▶ SOURCE MATERIAL:
═══
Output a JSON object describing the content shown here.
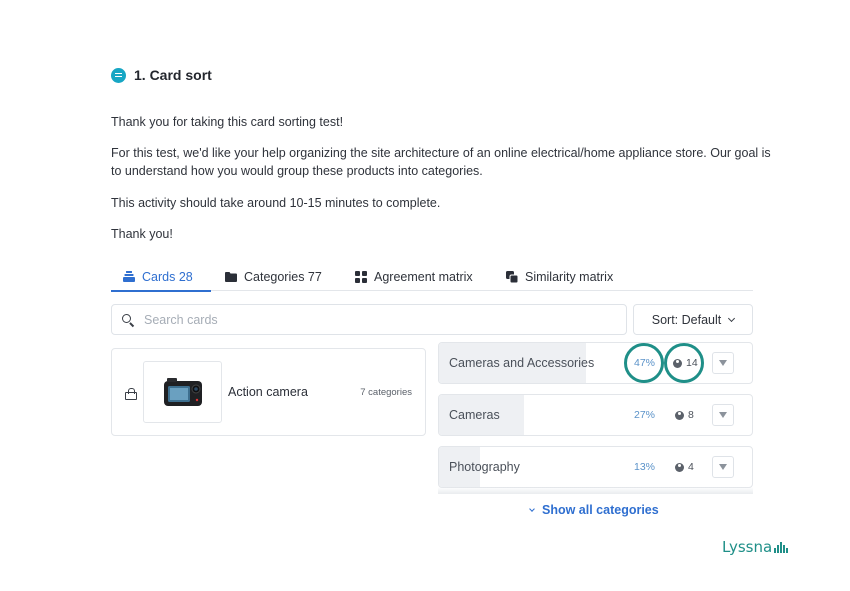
{
  "section": {
    "title": "1. Card sort"
  },
  "intro": {
    "p1": "Thank you for taking this card sorting test!",
    "p2": "For this test, we'd like your help organizing the site architecture of an online electrical/home appliance store. Our goal is to understand how you would group these products into categories.",
    "p3": "This activity should take around 10-15 minutes to complete.",
    "p4": "Thank you!"
  },
  "tabs": [
    {
      "label": "Cards 28",
      "icon": "cards-stack-icon",
      "active": true
    },
    {
      "label": "Categories 77",
      "icon": "folder-icon",
      "active": false
    },
    {
      "label": "Agreement matrix",
      "icon": "grid-icon",
      "active": false
    },
    {
      "label": "Similarity matrix",
      "icon": "overlap-squares-icon",
      "active": false
    }
  ],
  "search": {
    "placeholder": "Search cards"
  },
  "sort": {
    "label": "Sort: Default"
  },
  "card": {
    "name": "Action camera",
    "count": "7 categories",
    "image": "action-camera-thumbnail"
  },
  "categories": [
    {
      "name": "Cameras and Accessories",
      "percent": "47%",
      "users": "14",
      "fill": 0.47
    },
    {
      "name": "Cameras",
      "percent": "27%",
      "users": "8",
      "fill": 0.27
    },
    {
      "name": "Photography",
      "percent": "13%",
      "users": "4",
      "fill": 0.13
    }
  ],
  "show_all": {
    "label": "Show all categories"
  },
  "brand": {
    "name": "Lyssna"
  },
  "colors": {
    "accent": "#2f6fd0",
    "highlight": "#1f8f88",
    "percent": "#5b93c9",
    "section_icon": "#17a6c4"
  }
}
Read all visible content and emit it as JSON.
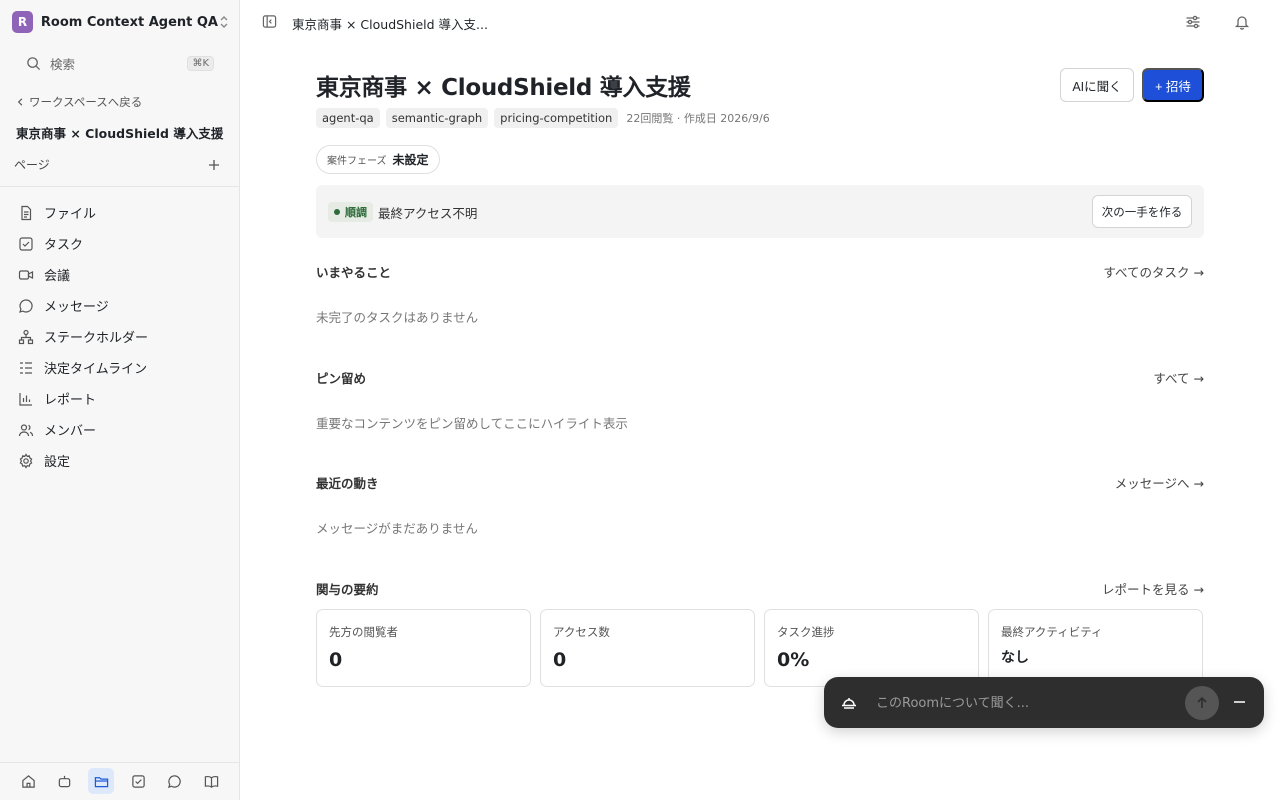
{
  "workspace": {
    "initial": "R",
    "name": "Room Context Agent QA"
  },
  "search": {
    "placeholder": "検索",
    "shortcut": "⌘K"
  },
  "sidebar": {
    "back_label": "ワークスペースへ戻る",
    "room_title": "東京商事 × CloudShield 導入支援",
    "pages_label": "ページ",
    "items": [
      {
        "label": "ファイル",
        "icon": "file-icon"
      },
      {
        "label": "タスク",
        "icon": "task-check-icon"
      },
      {
        "label": "会議",
        "icon": "video-icon"
      },
      {
        "label": "メッセージ",
        "icon": "message-icon"
      },
      {
        "label": "ステークホルダー",
        "icon": "org-chart-icon"
      },
      {
        "label": "決定タイムライン",
        "icon": "timeline-icon"
      },
      {
        "label": "レポート",
        "icon": "bar-chart-icon"
      },
      {
        "label": "メンバー",
        "icon": "members-icon"
      },
      {
        "label": "設定",
        "icon": "gear-icon"
      }
    ]
  },
  "topbar": {
    "title": "東京商事 × CloudShield 導入支..."
  },
  "page": {
    "title": "東京商事 × CloudShield 導入支援",
    "ask_ai_label": "AIに聞く",
    "invite_label": "+ 招待",
    "tags": [
      "agent-qa",
      "semantic-graph",
      "pricing-competition"
    ],
    "meta": "22回閲覧 · 作成日 2026/9/6",
    "phase_label": "案件フェーズ",
    "phase_value": "未設定"
  },
  "status": {
    "badge": "順調",
    "text": "最終アクセス不明",
    "next_action_label": "次の一手を作る",
    "color": "#2f6b3a"
  },
  "sections": {
    "todo": {
      "title": "いまやること",
      "link": "すべてのタスク →",
      "empty": "未完了のタスクはありません"
    },
    "pinned": {
      "title": "ピン留め",
      "link": "すべて →",
      "empty": "重要なコンテンツをピン留めしてここにハイライト表示"
    },
    "recent": {
      "title": "最近の動き",
      "link": "メッセージへ →",
      "empty": "メッセージがまだありません"
    },
    "engagement": {
      "title": "関与の要約",
      "link": "レポートを見る →"
    }
  },
  "stats": [
    {
      "label": "先方の閲覧者",
      "value": "0"
    },
    {
      "label": "アクセス数",
      "value": "0"
    },
    {
      "label": "タスク進捗",
      "value": "0%"
    },
    {
      "label": "最終アクティビティ",
      "value": "なし"
    }
  ],
  "chat": {
    "placeholder": "このRoomについて聞く..."
  },
  "colors": {
    "accent": "#1d4fd8",
    "avatar": "#8e63b8"
  }
}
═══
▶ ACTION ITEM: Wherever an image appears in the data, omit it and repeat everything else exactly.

▶ RESULT FOR THIS TASK:
Output a JSON object describing the content shown here.
{
  "section": {
    "title": "1. Card sort"
  },
  "intro": {
    "p1": "Thank you for taking this card sorting test!",
    "p2": "For this test, we'd like your help organizing the site architecture of an online electrical/home appliance store. Our goal is to understand how you would group these products into categories.",
    "p3": "This activity should take around 10-15 minutes to complete.",
    "p4": "Thank you!"
  },
  "tabs": [
    {
      "label": "Cards 28",
      "icon": "cards-stack-icon",
      "active": true
    },
    {
      "label": "Categories 77",
      "icon": "folder-icon",
      "active": false
    },
    {
      "label": "Agreement matrix",
      "icon": "grid-icon",
      "active": false
    },
    {
      "label": "Similarity matrix",
      "icon": "overlap-squares-icon",
      "active": false
    }
  ],
  "search": {
    "placeholder": "Search cards"
  },
  "sort": {
    "label": "Sort: Default"
  },
  "card": {
    "name": "Action camera",
    "count": "7 categories",
    "image": "action-camera-thumbnail"
  },
  "categories": [
    {
      "name": "Cameras and Accessories",
      "percent": "47%",
      "users": "14",
      "fill": 0.47
    },
    {
      "name": "Cameras",
      "percent": "27%",
      "users": "8",
      "fill": 0.27
    },
    {
      "name": "Photography",
      "percent": "13%",
      "users": "4",
      "fill": 0.13
    }
  ],
  "show_all": {
    "label": "Show all categories"
  },
  "brand": {
    "name": "Lyssna"
  },
  "colors": {
    "accent": "#2f6fd0",
    "highlight": "#1f8f88",
    "percent": "#5b93c9",
    "section_icon": "#17a6c4"
  }
}
Read all visible content and emit it as JSON.
{
  "workspace": {
    "initial": "R",
    "name": "Room Context Agent QA"
  },
  "search": {
    "placeholder": "検索",
    "shortcut": "⌘K"
  },
  "sidebar": {
    "back_label": "ワークスペースへ戻る",
    "room_title": "東京商事 × CloudShield 導入支援",
    "pages_label": "ページ",
    "items": [
      {
        "label": "ファイル",
        "icon": "file-icon"
      },
      {
        "label": "タスク",
        "icon": "task-check-icon"
      },
      {
        "label": "会議",
        "icon": "video-icon"
      },
      {
        "label": "メッセージ",
        "icon": "message-icon"
      },
      {
        "label": "ステークホルダー",
        "icon": "org-chart-icon"
      },
      {
        "label": "決定タイムライン",
        "icon": "timeline-icon"
      },
      {
        "label": "レポート",
        "icon": "bar-chart-icon"
      },
      {
        "label": "メンバー",
        "icon": "members-icon"
      },
      {
        "label": "設定",
        "icon": "gear-icon"
      }
    ]
  },
  "topbar": {
    "title": "東京商事 × CloudShield 導入支..."
  },
  "page": {
    "title": "東京商事 × CloudShield 導入支援",
    "ask_ai_label": "AIに聞く",
    "invite_label": "+ 招待",
    "tags": [
      "agent-qa",
      "semantic-graph",
      "pricing-competition"
    ],
    "meta": "22回閲覧 · 作成日 2026/9/6",
    "phase_label": "案件フェーズ",
    "phase_value": "未設定"
  },
  "status": {
    "badge": "順調",
    "text": "最終アクセス不明",
    "next_action_label": "次の一手を作る",
    "color": "#2f6b3a"
  },
  "sections": {
    "todo": {
      "title": "いまやること",
      "link": "すべてのタスク →",
      "empty": "未完了のタスクはありません"
    },
    "pinned": {
      "title": "ピン留め",
      "link": "すべて →",
      "empty": "重要なコンテンツをピン留めしてここにハイライト表示"
    },
    "recent": {
      "title": "最近の動き",
      "link": "メッセージへ →",
      "empty": "メッセージがまだありません"
    },
    "engagement": {
      "title": "関与の要約",
      "link": "レポートを見る →"
    }
  },
  "stats": [
    {
      "label": "先方の閲覧者",
      "value": "0"
    },
    {
      "label": "アクセス数",
      "value": "0"
    },
    {
      "label": "タスク進捗",
      "value": "0%"
    },
    {
      "label": "最終アクティビティ",
      "value": "なし"
    }
  ],
  "chat": {
    "placeholder": "このRoomについて聞く..."
  },
  "colors": {
    "accent": "#1d4fd8",
    "avatar": "#8e63b8"
  }
}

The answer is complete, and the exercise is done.